The second day of the business process management conference in Milan was started by the keynote talk of Prof. Rosemann from Queensland University. Prof. Rosemann is also a member of IDS Scheer’s research network. His talk focused on the relationship between research and industry and how both can contribute from each other. It was a very inspiring talk, which challenged the perception of many researchers as the question and answer session after the talk showed.
Prof. Rosemann started his talk by describing what research currently focuses on. He extracted the hot topics by analysing the past five editions of the BPM conference looking at the different works published there. On the other hand, he presented a list of topics currently hot in industry. His team at Queensland University has done a survey among BPM practitioners to see which topics are relevant for them. Comparing both lists was refreshing, because there was only little shared topics between both communicates (i.e. academia and industry). In his view, this shows that currently research is not really covering all topics relevant in industry.
A topic shared in both communities is standardisation.
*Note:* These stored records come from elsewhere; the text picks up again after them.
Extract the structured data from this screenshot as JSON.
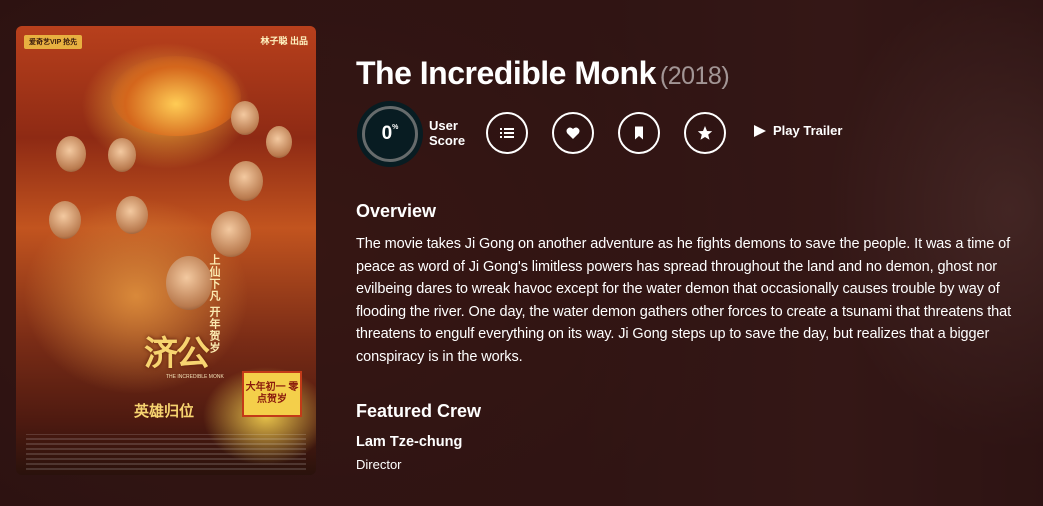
{
  "movie": {
    "title": "The Incredible Monk",
    "year": "(2018)"
  },
  "poster": {
    "vip_tag": "爱奇艺VIP 抢先",
    "brand": "林子聪 出品",
    "chinese_title": "济公",
    "chinese_subtitle": "英雄归位",
    "slogan": "上仙下凡 开年贺岁",
    "english_title": "THE INCREDIBLE MONK",
    "release_badge": "大年初一 零点贺岁"
  },
  "score": {
    "value": "0",
    "unit": "%",
    "label_line1": "User",
    "label_line2": "Score",
    "ring_color": "#666b6c"
  },
  "actions": {
    "list_icon": "list-icon",
    "favorite_icon": "heart-icon",
    "watchlist_icon": "bookmark-icon",
    "rate_icon": "star-icon",
    "play_trailer_label": "Play Trailer",
    "play_icon": "play-icon"
  },
  "overview": {
    "heading": "Overview",
    "text": "The movie takes Ji Gong on another adventure as he fights demons to save the people. It was a time of peace as word of Ji Gong's limitless powers has spread throughout the land and no demon, ghost nor evilbeing dares to wreak havoc except for the water demon that occasionally causes trouble by way of flooding the river. One day, the water demon gathers other forces to create a tsunami that threatens that threatens to engulf everything on its way. Ji Gong steps up to save the day, but realizes that a bigger conspiracy is in the works."
  },
  "crew": {
    "heading": "Featured Crew",
    "members": [
      {
        "name": "Lam Tze-chung",
        "job": "Director"
      }
    ]
  },
  "colors": {
    "background": "#3c1a1a",
    "score_bg": "#081c22",
    "text": "#ffffff"
  }
}
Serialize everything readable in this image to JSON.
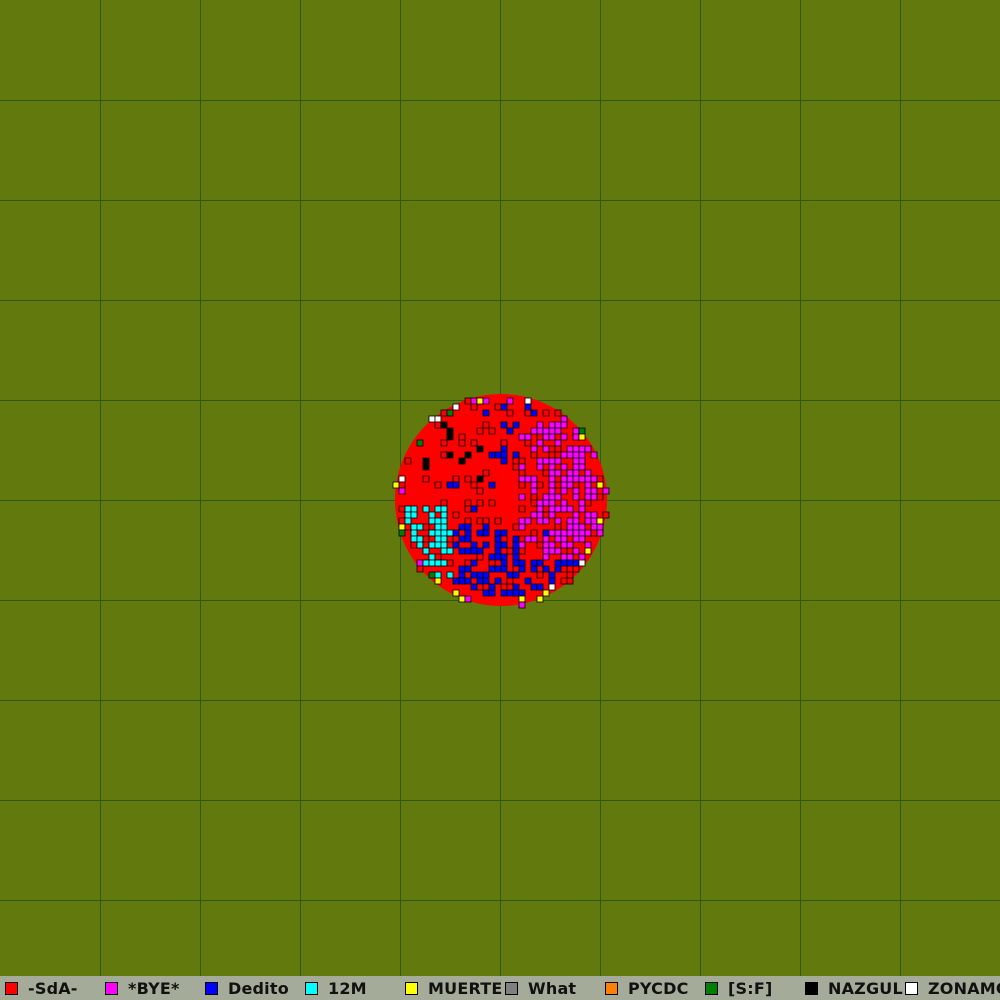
{
  "map": {
    "background_color": "#627a0d",
    "grid_color": "#2f5a12",
    "grid": {
      "columns": 10,
      "rows": 10
    },
    "territory_shape": "circle",
    "cell_border_color": "#000000"
  },
  "legend": {
    "items": [
      {
        "label": "-SdA-",
        "color": "#ff0000"
      },
      {
        "label": "*BYE*",
        "color": "#ff00ff"
      },
      {
        "label": "Dedito",
        "color": "#0000ff"
      },
      {
        "label": "12M",
        "color": "#00ffff"
      },
      {
        "label": "MUERTE",
        "color": "#ffff00"
      },
      {
        "label": "What",
        "color": "#808080"
      },
      {
        "label": "PYCDC",
        "color": "#ff8000"
      },
      {
        "label": "[S:F]",
        "color": "#008000"
      },
      {
        "label": "NAZGUL",
        "color": "#000000"
      },
      {
        "label": "ZONAMC",
        "color": "#ffffff"
      }
    ]
  }
}
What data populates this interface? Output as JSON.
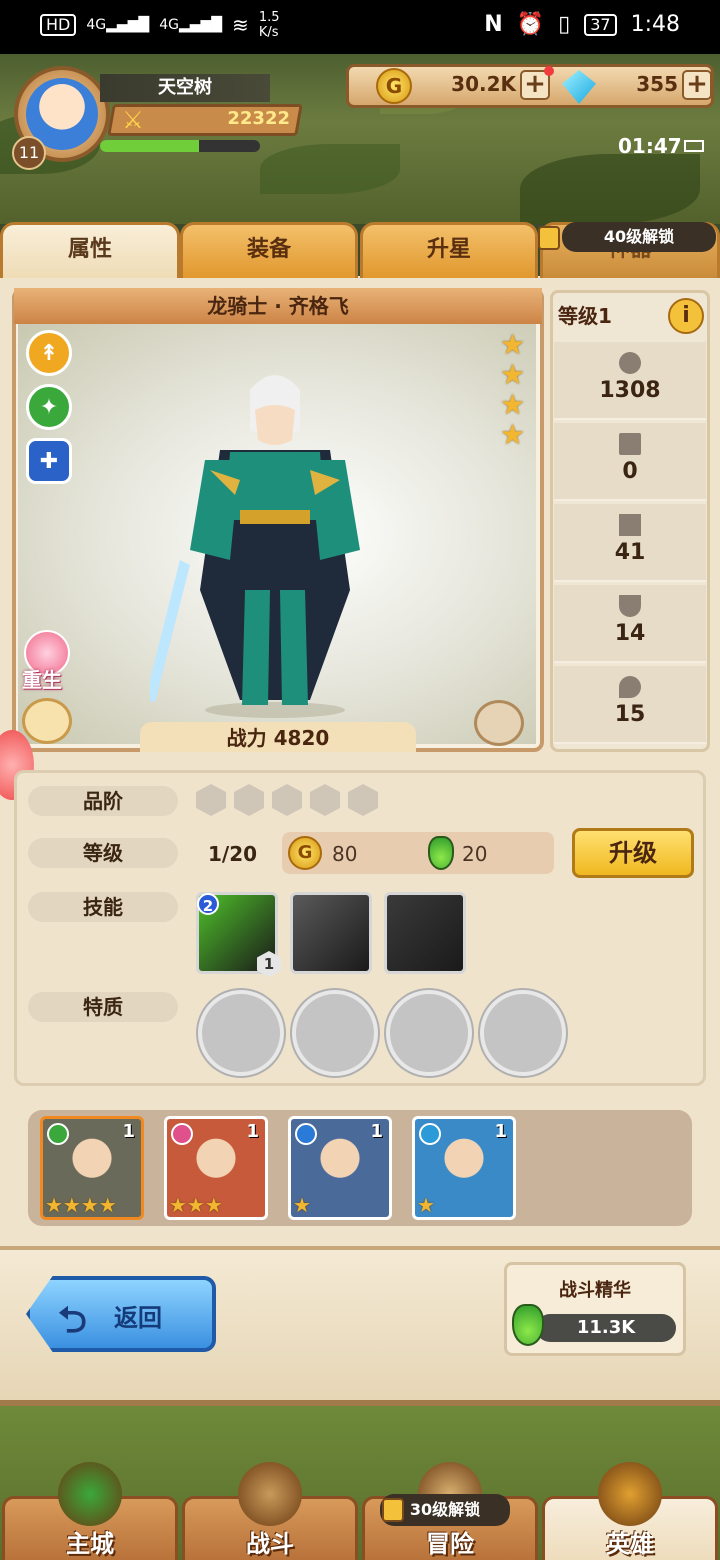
{
  "status_bar": {
    "left_chips": [
      "HD",
      "4G",
      "4G"
    ],
    "speed_value": "1.5",
    "speed_unit": "K/s",
    "battery": "37",
    "time": "1:48"
  },
  "player": {
    "name": "天空树",
    "level": "11",
    "power": "22322",
    "xp_fraction": 0.62
  },
  "currency": {
    "gold": "30.2K",
    "gold_icon": "G",
    "diamonds": "355",
    "plus": "+"
  },
  "timer": "01:47",
  "tabs": [
    {
      "label": "属性",
      "state": "active"
    },
    {
      "label": "装备",
      "state": "inactive"
    },
    {
      "label": "升星",
      "state": "inactive"
    },
    {
      "label": "神器",
      "state": "locked"
    }
  ],
  "tab_lock_text": "40级解锁",
  "hero": {
    "title": "龙骑士 · 齐格飞",
    "stars": 4,
    "power_label": "战力 4820",
    "rebirth_label": "重生"
  },
  "stats": {
    "level_label": "等级1",
    "info": "i",
    "values": [
      {
        "icon": "heart-icon",
        "value": "1308"
      },
      {
        "icon": "sword-icon",
        "value": "0"
      },
      {
        "icon": "dagger-icon",
        "value": "41"
      },
      {
        "icon": "shield-icon",
        "value": "14"
      },
      {
        "icon": "drop-icon",
        "value": "15"
      }
    ]
  },
  "details": {
    "quality_label": "品阶",
    "quality_steps": 5,
    "level_label": "等级",
    "level_value": "1/20",
    "gold_cost": "80",
    "potion_cost": "20",
    "upgrade_button": "升级",
    "skills_label": "技能",
    "skills": [
      {
        "badge_top": "2",
        "badge_bottom": "1",
        "color": "#4fbf2a"
      },
      {
        "badge_top": "",
        "badge_bottom": "",
        "color": "#5a5a5a"
      },
      {
        "badge_top": "",
        "badge_bottom": "",
        "color": "#3a3a3a"
      }
    ],
    "traits_label": "特质",
    "trait_slots": 4
  },
  "roster": [
    {
      "count": "1",
      "stars": "★★★★",
      "bg": "#6a6a5a",
      "border": "#f08a20",
      "class_color": "#3aa83a"
    },
    {
      "count": "1",
      "stars": "★★★",
      "bg": "#c65a3a",
      "border": "#ffffff",
      "class_color": "#e0508a"
    },
    {
      "count": "1",
      "stars": "★",
      "bg": "#4a6a9a",
      "border": "#ffffff",
      "class_color": "#2a7ad8"
    },
    {
      "count": "1",
      "stars": "★",
      "bg": "#3a8ac8",
      "border": "#ffffff",
      "class_color": "#2a9ad8"
    }
  ],
  "back_button": "返回",
  "essence": {
    "title": "战斗精华",
    "value": "11.3K"
  },
  "bottom_nav": [
    {
      "label": "主城",
      "state": "inactive"
    },
    {
      "label": "战斗",
      "state": "inactive"
    },
    {
      "label": "冒险",
      "state": "locked"
    },
    {
      "label": "英雄",
      "state": "active"
    }
  ],
  "nav_lock_text": "30级解锁"
}
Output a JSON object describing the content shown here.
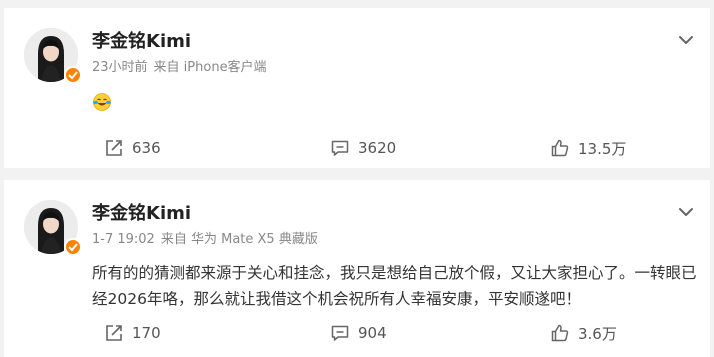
{
  "posts": [
    {
      "username": "李金铭Kimi",
      "time": "23小时前",
      "source": "来自 iPhone客户端",
      "text": "",
      "reposts": "636",
      "comments": "3620",
      "likes": "13.5万",
      "emoji_icon": "laughing-crying-emoji-icon"
    },
    {
      "username": "李金铭Kimi",
      "time": "1-7 19:02",
      "source": "来自 华为 Mate X5 典藏版",
      "text": "所有的的猜测都来源于关心和挂念，我只是想给自己放个假，又让大家担心了。一转眼已经2026年咯，那么就让我借这个机会祝所有人幸福安康，平安顺遂吧！",
      "reposts": "170",
      "comments": "904",
      "likes": "3.6万"
    }
  ],
  "colors": {
    "verified_badge": "#ff8200",
    "background": "#f2f2f2",
    "card": "#ffffff"
  }
}
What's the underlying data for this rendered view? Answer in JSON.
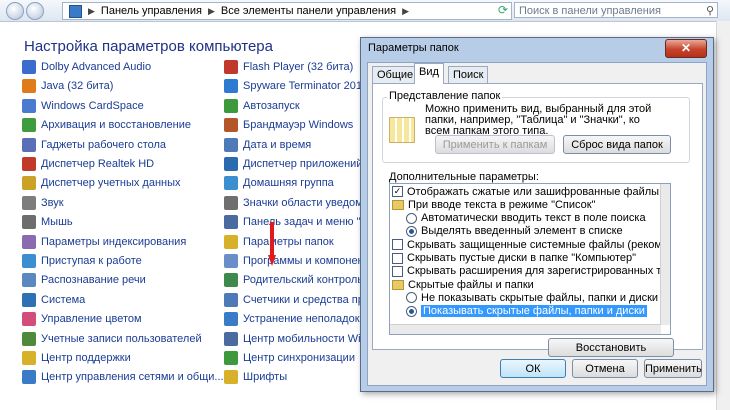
{
  "breadcrumbs": [
    "Панель управления",
    "Все элементы панели управления"
  ],
  "search_placeholder": "Поиск в панели управления",
  "page_title": "Настройка параметров компьютера",
  "left_items": [
    {
      "label": "Dolby Advanced Audio",
      "color": "#3b6ccd"
    },
    {
      "label": "Java (32 бита)",
      "color": "#e07b1a"
    },
    {
      "label": "Windows CardSpace",
      "color": "#4a7bd0"
    },
    {
      "label": "Архивация и восстановление",
      "color": "#3e9b3e"
    },
    {
      "label": "Гаджеты рабочего стола",
      "color": "#5b6fb8"
    },
    {
      "label": "Диспетчер Realtek HD",
      "color": "#c0392b"
    },
    {
      "label": "Диспетчер учетных данных",
      "color": "#c9a227"
    },
    {
      "label": "Звук",
      "color": "#7d7d7d"
    },
    {
      "label": "Мышь",
      "color": "#6d6d6d"
    },
    {
      "label": "Параметры индексирования",
      "color": "#8a6bb0"
    },
    {
      "label": "Приступая к работе",
      "color": "#3b8ed0"
    },
    {
      "label": "Распознавание речи",
      "color": "#5a88c0"
    },
    {
      "label": "Система",
      "color": "#2f6fb4"
    },
    {
      "label": "Управление цветом",
      "color": "#d24d7a"
    },
    {
      "label": "Учетные записи пользователей",
      "color": "#4f8a3c"
    },
    {
      "label": "Центр поддержки",
      "color": "#d8b12a"
    },
    {
      "label": "Центр управления сетями и общи...",
      "color": "#3a7bc8"
    }
  ],
  "right_items": [
    {
      "label": "Flash Player (32 бита)",
      "color": "#c0392b"
    },
    {
      "label": "Spyware Terminator 2015",
      "color": "#2d7bd1"
    },
    {
      "label": "Автозапуск",
      "color": "#3c9a3c"
    },
    {
      "label": "Брандмауэр Windows",
      "color": "#b3572a"
    },
    {
      "label": "Дата и время",
      "color": "#4f7ab8"
    },
    {
      "label": "Диспетчер приложений Int",
      "color": "#2a6bb0"
    },
    {
      "label": "Домашняя группа",
      "color": "#3b8ed0"
    },
    {
      "label": "Значки области уведомл",
      "color": "#6f6f6f"
    },
    {
      "label": "Панель задач и меню \"Пу",
      "color": "#4a6aa0"
    },
    {
      "label": "Параметры папок",
      "color": "#d8b12a"
    },
    {
      "label": "Программы и компоненты",
      "color": "#6a8fc8"
    },
    {
      "label": "Родительский контроль",
      "color": "#3e8a4a"
    },
    {
      "label": "Счетчики и средства про",
      "color": "#4f7ab8"
    },
    {
      "label": "Устранение неполадок",
      "color": "#3a7bc8"
    },
    {
      "label": "Центр мобильности Wind",
      "color": "#4a6aa0"
    },
    {
      "label": "Центр синхронизации",
      "color": "#3c9a3c"
    },
    {
      "label": "Шрифты",
      "color": "#d8b12a"
    }
  ],
  "dialog": {
    "title": "Параметры папок",
    "close_glyph": "✕",
    "tabs": [
      "Общие",
      "Вид",
      "Поиск"
    ],
    "active_tab": "Вид",
    "group_title": "Представление папок",
    "group_text": "Можно применить вид, выбранный для этой папки, например, \"Таблица\" и \"Значки\", ко всем папкам этого типа.",
    "apply_to_folders": "Применить к папкам",
    "reset_folders": "Сброс вида папок",
    "advanced_title": "Дополнительные параметры:",
    "advanced_items": [
      {
        "kind": "checkbox",
        "checked": true,
        "indent": 1,
        "label": "Отображать сжатые или зашифрованные файлы NTF"
      },
      {
        "kind": "folder",
        "indent": 1,
        "label": "При вводе текста в режиме \"Список\""
      },
      {
        "kind": "radio",
        "checked": false,
        "indent": 2,
        "label": "Автоматически вводить текст в поле поиска"
      },
      {
        "kind": "radio",
        "checked": true,
        "indent": 2,
        "label": "Выделять введенный элемент в списке"
      },
      {
        "kind": "checkbox",
        "checked": false,
        "indent": 1,
        "label": "Скрывать защищенные системные файлы (рекомен"
      },
      {
        "kind": "checkbox",
        "checked": false,
        "indent": 1,
        "label": "Скрывать пустые диски в папке \"Компьютер\""
      },
      {
        "kind": "checkbox",
        "checked": false,
        "indent": 1,
        "label": "Скрывать расширения для зарегистрированных типо"
      },
      {
        "kind": "folder",
        "indent": 1,
        "label": "Скрытые файлы и папки"
      },
      {
        "kind": "radio",
        "checked": false,
        "indent": 2,
        "label": "Не показывать скрытые файлы, папки и диски"
      },
      {
        "kind": "radio",
        "checked": true,
        "indent": 2,
        "selected": true,
        "label": "Показывать скрытые файлы, папки и диски"
      }
    ],
    "restore_defaults": "Восстановить умолчания",
    "ok": "ОК",
    "cancel": "Отмена",
    "apply": "Применить"
  }
}
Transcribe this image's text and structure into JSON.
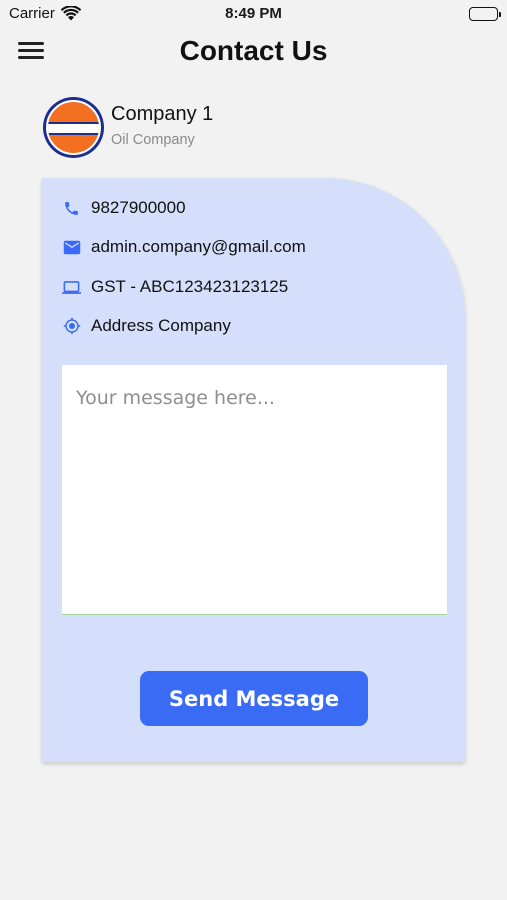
{
  "status_bar": {
    "carrier": "Carrier",
    "time": "8:49 PM"
  },
  "header": {
    "title": "Contact Us",
    "menu_icon": "hamburger-menu-icon"
  },
  "company": {
    "name": "Company 1",
    "type": "Oil Company",
    "logo_icon": "indianoil-logo"
  },
  "contact": {
    "phone": "9827900000",
    "email": "admin.company@gmail.com",
    "gst": "GST - ABC123423123125",
    "address": "Address Company"
  },
  "form": {
    "message_placeholder": "Your message here...",
    "message_value": "",
    "send_label": "Send Message"
  },
  "colors": {
    "background": "#f2f2f2",
    "card": "#d5defa",
    "accent": "#3a6bf5",
    "icon": "#3a6bf5"
  }
}
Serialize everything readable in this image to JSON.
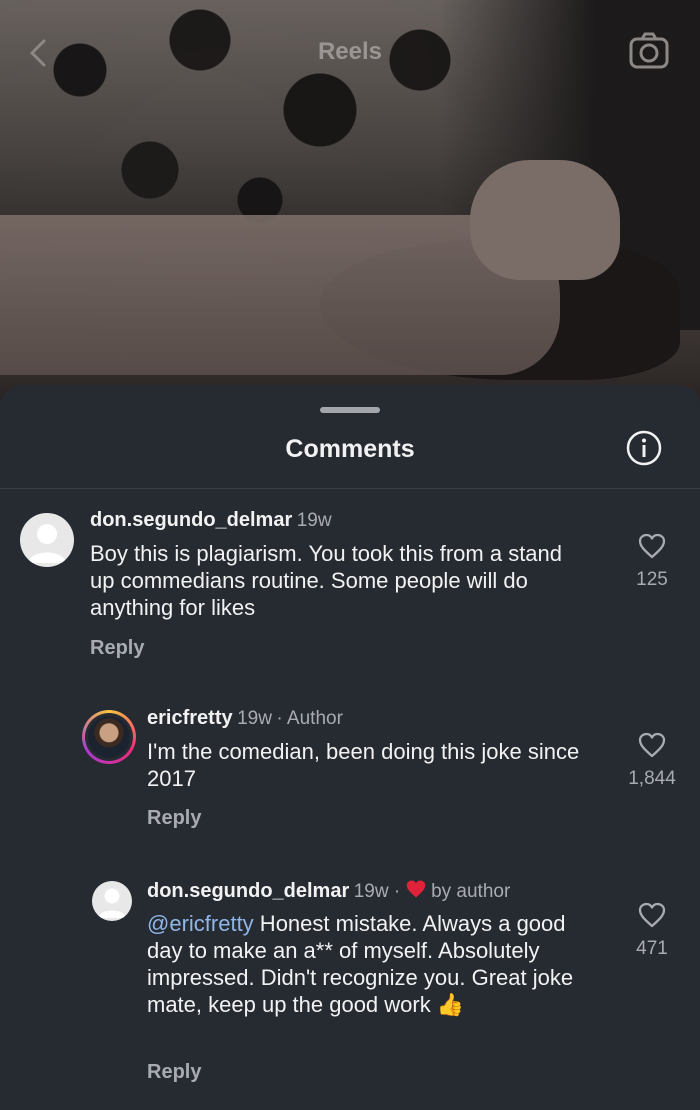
{
  "header": {
    "title": "Reels",
    "back_icon": "chevron-left-icon",
    "camera_icon": "camera-icon"
  },
  "sheet": {
    "title": "Comments",
    "info_icon": "info-icon"
  },
  "comments": [
    {
      "username": "don.segundo_delmar",
      "time": "19w",
      "text": "Boy this is plagiarism. You took this from a stand up commedians routine. Some people will do anything for likes",
      "reply_label": "Reply",
      "likes": "125"
    },
    {
      "username": "ericfretty",
      "time": "19w",
      "badge": "· Author",
      "text": "I'm the comedian, been doing this joke since 2017",
      "reply_label": "Reply",
      "likes": "1,844"
    },
    {
      "username": "don.segundo_delmar",
      "time": "19w ·",
      "liked_by": "by author",
      "mention": "@ericfretty",
      "text": " Honest mistake. Always a good day to make an a** of myself. Absolutely impressed. Didn't recognize you. Great joke mate, keep up the good work ",
      "emoji": "👍",
      "reply_label": "Reply",
      "likes": "471"
    }
  ],
  "colors": {
    "sheet_bg": "#262a31",
    "mention": "#8fb6e8",
    "heart": "#e0213a"
  }
}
A prominent example is BPMN. Practitioners are currently looking how they can adopt it, what trainings are needed, and which impact this modelling language will have. Research is also working on BPMN, for example evaluating in experiments the usage of different BPMN constructs. Such findings are then forwarded to the standardisation bodies to take the insights into account.
However, such a shared topic between both communities is not really a common example. Therefore, Prof. Rosemann outlined how research must be conducted to address problems relevant for industry. For example, his PhD students are forced to use empirical methods like interviews, surveys, and case studies to evaluate their models in an industrial context. He also maintains a list of industrial people, which can be contacted in case they are looking for feedback on scientific findings. It is interesting to see that he basically uses ideas from customer relationship management (CRM) to expand the impact of his research.
There also some dangers related to industry-based research. For example, Prof. Rosemann pointed out that even though PhD students have to work with companies, they still have to follow scientific rigor. This is a challenge requiring detailed knowledge of scientific methods. To show that the integration between both communities is possible, he provided some examples where collaboration is done successfully. For example, some years ago his institute was asked by a company how they can measure their maturity in BPM. They took this question as a research challenge and came up with a maturity model for BPM. Today, this maturity model is used successfully in many different organisations in Australia and outside of it.
IDS Scheer is actively trying to inspire research as well. There is a long tradition with local universities to work on topics identified within our daily business. For example, tomorrow I will present a case study at the BPM conference, where we tried to use different research tools like model checking, automated model transformations, and domain specific languages. The main idea of the talk will not be on presenting the formalisms applied, but on what open points we see and to encourage researchers to take up the challenges we face. We hope that this will help in better aligning BPM research and industry.